▶ Dataset entries
○ ○ ○ ○ ○
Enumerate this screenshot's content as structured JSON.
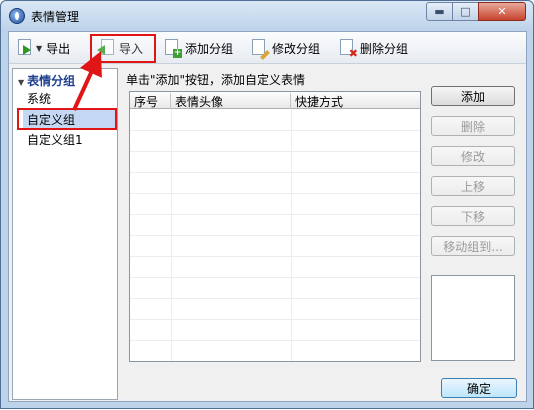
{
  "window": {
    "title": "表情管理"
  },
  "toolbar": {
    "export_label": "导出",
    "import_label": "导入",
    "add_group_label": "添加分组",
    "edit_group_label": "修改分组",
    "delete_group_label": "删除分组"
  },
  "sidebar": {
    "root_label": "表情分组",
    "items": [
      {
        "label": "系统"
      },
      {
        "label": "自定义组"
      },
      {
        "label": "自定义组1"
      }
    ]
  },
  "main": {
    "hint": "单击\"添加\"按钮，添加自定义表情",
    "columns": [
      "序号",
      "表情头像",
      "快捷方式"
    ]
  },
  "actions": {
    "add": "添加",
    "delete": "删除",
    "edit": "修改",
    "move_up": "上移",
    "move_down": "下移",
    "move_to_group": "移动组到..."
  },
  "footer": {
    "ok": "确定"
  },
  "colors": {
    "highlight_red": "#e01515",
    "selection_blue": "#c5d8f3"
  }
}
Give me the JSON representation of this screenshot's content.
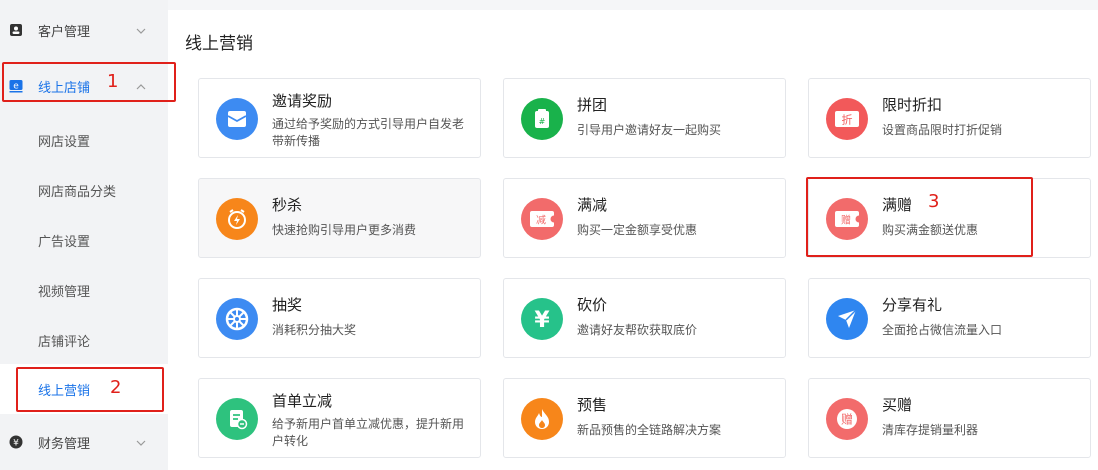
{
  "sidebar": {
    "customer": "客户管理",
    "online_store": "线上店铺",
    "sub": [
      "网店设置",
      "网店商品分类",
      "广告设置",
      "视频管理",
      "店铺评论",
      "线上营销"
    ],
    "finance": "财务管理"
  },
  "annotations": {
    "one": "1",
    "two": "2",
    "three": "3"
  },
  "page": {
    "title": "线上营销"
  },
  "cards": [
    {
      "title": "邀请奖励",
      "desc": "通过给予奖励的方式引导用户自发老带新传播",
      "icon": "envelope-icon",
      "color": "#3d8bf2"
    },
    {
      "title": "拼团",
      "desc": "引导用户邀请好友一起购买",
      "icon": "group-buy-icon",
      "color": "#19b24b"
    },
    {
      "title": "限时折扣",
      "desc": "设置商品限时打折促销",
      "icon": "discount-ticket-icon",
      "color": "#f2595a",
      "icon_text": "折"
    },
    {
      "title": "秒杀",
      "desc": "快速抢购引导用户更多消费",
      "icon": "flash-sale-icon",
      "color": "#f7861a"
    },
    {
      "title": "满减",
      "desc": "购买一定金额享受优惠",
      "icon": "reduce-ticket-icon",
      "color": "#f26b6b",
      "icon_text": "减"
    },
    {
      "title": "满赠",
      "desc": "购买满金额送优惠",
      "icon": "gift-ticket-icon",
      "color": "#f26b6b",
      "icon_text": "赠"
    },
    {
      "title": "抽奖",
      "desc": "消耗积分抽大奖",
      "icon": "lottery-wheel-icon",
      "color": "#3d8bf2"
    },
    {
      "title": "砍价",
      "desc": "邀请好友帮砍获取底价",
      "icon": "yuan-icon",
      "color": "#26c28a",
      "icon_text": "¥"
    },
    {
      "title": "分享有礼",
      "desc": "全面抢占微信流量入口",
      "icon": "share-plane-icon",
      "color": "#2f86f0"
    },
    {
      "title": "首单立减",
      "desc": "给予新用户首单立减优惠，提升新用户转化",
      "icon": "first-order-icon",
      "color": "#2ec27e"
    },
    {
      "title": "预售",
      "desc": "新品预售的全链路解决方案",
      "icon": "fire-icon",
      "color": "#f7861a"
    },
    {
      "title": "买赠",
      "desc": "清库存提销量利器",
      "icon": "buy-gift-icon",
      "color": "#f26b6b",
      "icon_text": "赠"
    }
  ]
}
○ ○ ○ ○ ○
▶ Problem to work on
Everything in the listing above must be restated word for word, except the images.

▶ Answer to the problem
Enumerate this screenshot's content as structured JSON.
{
  "window": {
    "title": "表情管理"
  },
  "toolbar": {
    "export_label": "导出",
    "import_label": "导入",
    "add_group_label": "添加分组",
    "edit_group_label": "修改分组",
    "delete_group_label": "删除分组"
  },
  "sidebar": {
    "root_label": "表情分组",
    "items": [
      {
        "label": "系统"
      },
      {
        "label": "自定义组"
      },
      {
        "label": "自定义组1"
      }
    ]
  },
  "main": {
    "hint": "单击\"添加\"按钮，添加自定义表情",
    "columns": [
      "序号",
      "表情头像",
      "快捷方式"
    ]
  },
  "actions": {
    "add": "添加",
    "delete": "删除",
    "edit": "修改",
    "move_up": "上移",
    "move_down": "下移",
    "move_to_group": "移动组到..."
  },
  "footer": {
    "ok": "确定"
  },
  "colors": {
    "highlight_red": "#e01515",
    "selection_blue": "#c5d8f3"
  }
}
Give me the JSON representation of this screenshot's content.
{
  "sidebar": {
    "customer": "客户管理",
    "online_store": "线上店铺",
    "sub": [
      "网店设置",
      "网店商品分类",
      "广告设置",
      "视频管理",
      "店铺评论",
      "线上营销"
    ],
    "finance": "财务管理"
  },
  "annotations": {
    "one": "1",
    "two": "2",
    "three": "3"
  },
  "page": {
    "title": "线上营销"
  },
  "cards": [
    {
      "title": "邀请奖励",
      "desc": "通过给予奖励的方式引导用户自发老带新传播",
      "icon": "envelope-icon",
      "color": "#3d8bf2"
    },
    {
      "title": "拼团",
      "desc": "引导用户邀请好友一起购买",
      "icon": "group-buy-icon",
      "color": "#19b24b"
    },
    {
      "title": "限时折扣",
      "desc": "设置商品限时打折促销",
      "icon": "discount-ticket-icon",
      "color": "#f2595a",
      "icon_text": "折"
    },
    {
      "title": "秒杀",
      "desc": "快速抢购引导用户更多消费",
      "icon": "flash-sale-icon",
      "color": "#f7861a"
    },
    {
      "title": "满减",
      "desc": "购买一定金额享受优惠",
      "icon": "reduce-ticket-icon",
      "color": "#f26b6b",
      "icon_text": "减"
    },
    {
      "title": "满赠",
      "desc": "购买满金额送优惠",
      "icon": "gift-ticket-icon",
      "color": "#f26b6b",
      "icon_text": "赠"
    },
    {
      "title": "抽奖",
      "desc": "消耗积分抽大奖",
      "icon": "lottery-wheel-icon",
      "color": "#3d8bf2"
    },
    {
      "title": "砍价",
      "desc": "邀请好友帮砍获取底价",
      "icon": "yuan-icon",
      "color": "#26c28a",
      "icon_text": "¥"
    },
    {
      "title": "分享有礼",
      "desc": "全面抢占微信流量入口",
      "icon": "share-plane-icon",
      "color": "#2f86f0"
    },
    {
      "title": "首单立减",
      "desc": "给予新用户首单立减优惠，提升新用户转化",
      "icon": "first-order-icon",
      "color": "#2ec27e"
    },
    {
      "title": "预售",
      "desc": "新品预售的全链路解决方案",
      "icon": "fire-icon",
      "color": "#f7861a"
    },
    {
      "title": "买赠",
      "desc": "清库存提销量利器",
      "icon": "buy-gift-icon",
      "color": "#f26b6b",
      "icon_text": "赠"
    }
  ]
}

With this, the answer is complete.